Richard Hughes, Ph.D.
Professor Hughes’ research interests include medical device post-marketing surveillance, quality improvement in orthopaedic surgery, occupational biomechanics and ergonomics, and orthopaedic biomechanics. He is also co-director of the Michigan Arthroplasty Registry Collaborative Quality Initiative (MARCQI).
- Ph.D., Industrial and Operations Engineering, University of Michigan
- M.S.E., Industrial and Operations Engineering, University of Michigan
- B.S.E., Civil Engineering, Princeton University
Health Services Research & Policy Focus
What are you thinking about?
As Co-Director of the Michigan Arthroplasty Registry Quality Collaborative Initiative (MARCQI), I am currently thinking about how operations research and biomechanics can be incorporated into orthopaedic quality improvement. On the operations research side, I am working on incorporating decision analysis into the analysis of observational data for use in quality improvement. I am particularly interested in applying this to post-marketing surveillance of arthroplasty implants. Biomechanics, which is the application of engineering mechanics to biological systems, plays a role because prosthetic component alignment partially determines the success of total joint replacement surgery. I am working to develop image analysis methods so that surgeon performance, as measured by prosthetic component alignment, can be integrated into a decision-theoretic post-marketing surveillance framework.
Why is this interesting to you?
My professional career has focused on the application of operations research methods to problems in biomechanics. Operations research brings a beautiful set of mathematical tools to bear on problems, and biomechanics integrates them with practical problems of musculoskeletal disorder prevention, treatment, and rehabilitation. The experience of Co-Directing MARCQI has shown me that these tools are directly applicable to health care quality improvement.
What are the practical implications for healthcare?
Hip and knee arthroplasty utilization continues to grow rapidly in the United States. MARCQI is demonstrating that quality improvement can improve quality of care and reduce cost concurrently.
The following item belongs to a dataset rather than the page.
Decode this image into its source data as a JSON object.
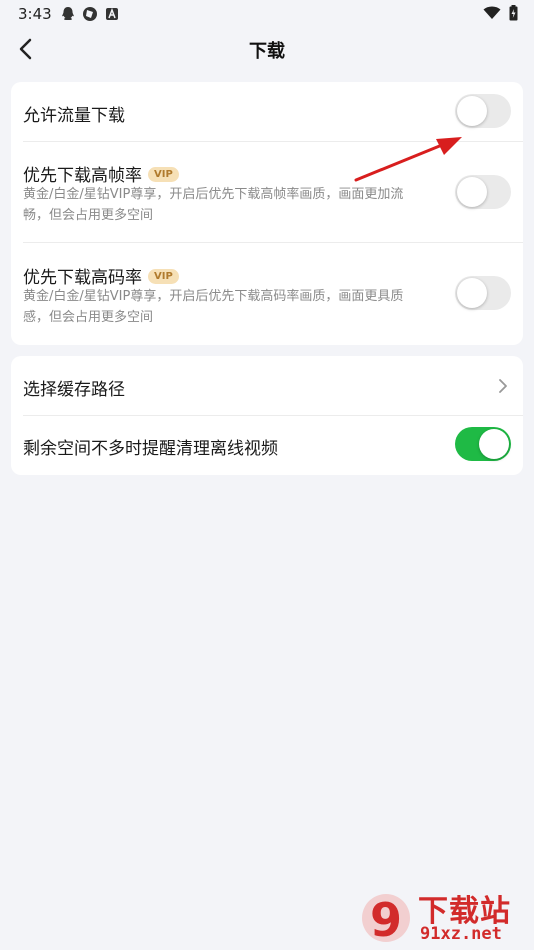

Continued application of the collaborative quality improvement model embodied by MARCQI will improve care in Michigan, and publishing results from MARCQI will help spread this model beyond Michigan. The analysis methodologies being developed will also assist other arthroplasty QI registries around the world, leading to improved care for a very large number of patients.